As it happens, DeJoy’s restructuring of the postal service likely had more to do with money than with voter suppression. According to a New York Times report in early September, XPO Logistics—DeJoy’s former employer, and a company in which he continues to own a stake of least $30 million—earned approximately $286 million from the USPS over the last seven years for providing a variety of support services. Since DeJoy’s appointment, the Times said, the company had further “ramped up” its business with the USPS. Though DeJoy and XPO have both claimed that DeJoy has recused himself from any dealings with XPO, he nevertheless continues to profit from his ties to the company.

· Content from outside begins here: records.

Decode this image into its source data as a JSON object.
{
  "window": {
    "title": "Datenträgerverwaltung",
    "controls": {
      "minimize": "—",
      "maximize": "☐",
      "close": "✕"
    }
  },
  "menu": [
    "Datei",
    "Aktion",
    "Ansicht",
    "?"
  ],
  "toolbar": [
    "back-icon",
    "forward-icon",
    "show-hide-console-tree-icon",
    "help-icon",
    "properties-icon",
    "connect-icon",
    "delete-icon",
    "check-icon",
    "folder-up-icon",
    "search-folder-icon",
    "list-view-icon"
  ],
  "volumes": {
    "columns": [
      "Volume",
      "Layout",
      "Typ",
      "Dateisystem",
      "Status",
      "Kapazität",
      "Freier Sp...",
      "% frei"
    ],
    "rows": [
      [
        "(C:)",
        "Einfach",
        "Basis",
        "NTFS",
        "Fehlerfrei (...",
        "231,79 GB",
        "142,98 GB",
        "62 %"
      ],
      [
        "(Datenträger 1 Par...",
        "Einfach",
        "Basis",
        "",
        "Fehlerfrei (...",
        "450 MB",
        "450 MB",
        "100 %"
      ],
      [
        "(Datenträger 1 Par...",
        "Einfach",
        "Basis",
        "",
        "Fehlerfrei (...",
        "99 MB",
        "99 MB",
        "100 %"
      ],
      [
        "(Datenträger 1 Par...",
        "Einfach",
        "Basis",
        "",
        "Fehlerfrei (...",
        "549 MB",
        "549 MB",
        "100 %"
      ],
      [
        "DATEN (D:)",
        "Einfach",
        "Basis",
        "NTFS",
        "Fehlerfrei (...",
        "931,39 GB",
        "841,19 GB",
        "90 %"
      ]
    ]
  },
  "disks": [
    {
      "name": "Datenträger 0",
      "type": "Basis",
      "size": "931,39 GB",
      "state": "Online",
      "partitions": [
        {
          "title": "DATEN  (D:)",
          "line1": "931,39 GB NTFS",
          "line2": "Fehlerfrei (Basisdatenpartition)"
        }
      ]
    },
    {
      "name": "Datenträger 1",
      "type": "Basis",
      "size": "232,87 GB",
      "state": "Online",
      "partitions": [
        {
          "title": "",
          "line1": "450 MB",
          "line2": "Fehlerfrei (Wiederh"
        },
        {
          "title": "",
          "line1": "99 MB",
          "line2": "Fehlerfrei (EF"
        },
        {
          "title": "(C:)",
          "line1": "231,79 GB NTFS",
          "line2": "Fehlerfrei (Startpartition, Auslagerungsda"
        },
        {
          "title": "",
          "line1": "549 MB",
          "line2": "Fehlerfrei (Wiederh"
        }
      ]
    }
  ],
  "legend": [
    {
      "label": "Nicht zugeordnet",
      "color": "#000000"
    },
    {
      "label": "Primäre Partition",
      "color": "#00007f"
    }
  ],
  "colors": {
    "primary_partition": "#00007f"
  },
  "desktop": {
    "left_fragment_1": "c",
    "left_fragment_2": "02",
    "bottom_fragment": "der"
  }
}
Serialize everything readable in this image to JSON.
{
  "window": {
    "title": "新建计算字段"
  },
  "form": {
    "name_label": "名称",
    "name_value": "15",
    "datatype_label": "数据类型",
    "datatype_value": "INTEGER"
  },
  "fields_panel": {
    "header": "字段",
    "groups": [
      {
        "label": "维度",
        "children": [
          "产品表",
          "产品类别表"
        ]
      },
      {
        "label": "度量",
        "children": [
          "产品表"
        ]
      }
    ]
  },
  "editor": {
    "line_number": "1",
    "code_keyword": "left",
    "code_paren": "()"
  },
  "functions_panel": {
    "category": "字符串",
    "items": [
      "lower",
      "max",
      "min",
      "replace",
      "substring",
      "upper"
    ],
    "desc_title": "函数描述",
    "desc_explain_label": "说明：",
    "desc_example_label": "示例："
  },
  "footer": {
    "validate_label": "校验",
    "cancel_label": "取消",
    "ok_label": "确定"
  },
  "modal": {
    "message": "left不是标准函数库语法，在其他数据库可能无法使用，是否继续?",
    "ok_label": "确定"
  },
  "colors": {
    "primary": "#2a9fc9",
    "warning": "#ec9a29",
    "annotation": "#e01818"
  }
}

In fact, as writer Paul Prescod has put it, DeJoy’s overhaul of the postal system looks very much like “another iteration of a familiar right-wing strategy: degrade the quality of a service, turn the public against it, and then privatize.” That, in the end, isn’t quite the conspiracy that Democrats feared but is an affront to an important public institution that’s been a bulwark of the middle class for decades.

The proliferation of exaggeration and even outright myths at a time of acute precarity is hardly a surprise, and there are depressingly few signs that any of the conditions that enabled the rapid spiral of conspiracism this year will dissipate anytime soon, particularly on the eve of an extremely contentious election with no end to the pandemic in sight. But one unfortunate aspect of the tendency toward conspiracism in these cases and others is that overly lurid claims can often generate a kind of inadvertent numbness toward more mundane forms of violation or corruption.

As Felipe De La Hoz recently wrote, ICE doesn’t have to participate in a mass campaign of forced sterilization to be a violent and dehumanizing institution; yet very few of its past abuses attracted the same attention as one largely spurious charge. Likewise, even if Louis DeJoy isn’t personally detonating mailboxes, his efforts to downsize (or eventually privatize) the USPS for financial reasons during an election year is a threat to democratic participation. The problem that runs deeper than a few falsehoods is that regardless of whether the truth finally comes out, the same economic structures that encourage the pursuit of profit at the expense of the public will continue to compound the social unrest that leads to yet more paranoia. And that, in some ways, is its own kind of conspiracy.